Please copy each line from the entries that contains the string "options".

[Material to process]:
○ ○ ○ ○
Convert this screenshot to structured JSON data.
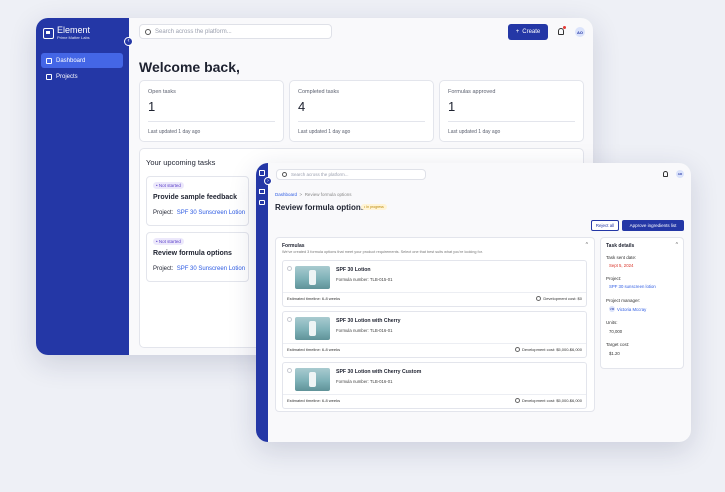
{
  "dashboard": {
    "logo": {
      "name": "Element",
      "tagline": "Prime Matter Labs"
    },
    "collapse_glyph": "‹",
    "nav": [
      {
        "label": "Dashboard",
        "icon": "dashboard-icon",
        "active": true
      },
      {
        "label": "Projects",
        "icon": "projects-icon",
        "active": false
      }
    ],
    "search_placeholder": "Search across the platform...",
    "create_label": "Create",
    "create_glyph": "+",
    "avatar": "AO",
    "welcome": "Welcome back,",
    "stats": [
      {
        "label": "Open tasks",
        "value": "1",
        "updated": "Last updated 1 day ago"
      },
      {
        "label": "Completed tasks",
        "value": "4",
        "updated": "Last updated 1 day ago"
      },
      {
        "label": "Formulas approved",
        "value": "1",
        "updated": "Last updated 1 day ago"
      }
    ],
    "upcoming_title": "Your upcoming tasks",
    "tasks": [
      {
        "status": "Not started",
        "title": "Provide sample feedback",
        "project_label": "Project:",
        "project": "SPF 30 Sunscreen Lotion"
      },
      {
        "status": "Not started",
        "title": "Review formula options",
        "project_label": "Project:",
        "project": "SPF 30 Sunscreen Lotion"
      }
    ]
  },
  "review": {
    "collapse_glyph": "›",
    "search_placeholder": "Search across the platform...",
    "avatar": "AO",
    "breadcrumb": {
      "root": "Dashboard",
      "sep": ">",
      "current": "Review formula options"
    },
    "title": "Review formula options",
    "status": "In progress",
    "reject_label": "Reject all",
    "approve_label": "Approve ingredients list",
    "formulas_title": "Formulas",
    "formulas_desc": "We've created 3 formula options that meet your product requirements. Select one that best suits what you're looking for.",
    "chevron": "^",
    "formulas": [
      {
        "name": "SPF 30 Lotion",
        "number": "Formula number: TLB-015-01",
        "timeline": "Estimated timeline: 6-8 weeks",
        "cost": "Development cost: $0"
      },
      {
        "name": "SPF 30 Lotion with Cherry",
        "number": "Formula number: TLB-016-01",
        "timeline": "Estimated timeline: 6-8 weeks",
        "cost": "Development cost: $5,000-$6,000"
      },
      {
        "name": "SPF 30 Lotion with Cherry Custom",
        "number": "Formula number: TLB-016-01",
        "timeline": "Estimated timeline: 6-8 weeks",
        "cost": "Development cost: $5,000-$6,000"
      }
    ],
    "details": {
      "title": "Task details",
      "items": [
        {
          "label": "Task sent date:",
          "value": "Sept 5, 2024",
          "color": "#d93025"
        },
        {
          "label": "Project:",
          "value": "SPF 30 sunscreen lotion",
          "color": "#2d5be3"
        },
        {
          "label": "Project manager:",
          "value": "Victoria Mccray",
          "initials": "VM",
          "color": "#2d5be3"
        },
        {
          "label": "Units:",
          "value": "70,000",
          "color": "#333333"
        },
        {
          "label": "Target cost:",
          "value": "$1.20",
          "color": "#333333"
        }
      ]
    }
  },
  "colors": {
    "brand": "#2437a6",
    "link": "#2d5be3",
    "nav_active": "#4466e6"
  }
}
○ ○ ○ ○
[Task solution]:
        "title": "Review formula options",
      "current": "Review formula options"
    "title": "Review formula options",
    "formulas_desc": "We've created 3 formula options that meet your product requirements. Select one that best suits what you're looking for.",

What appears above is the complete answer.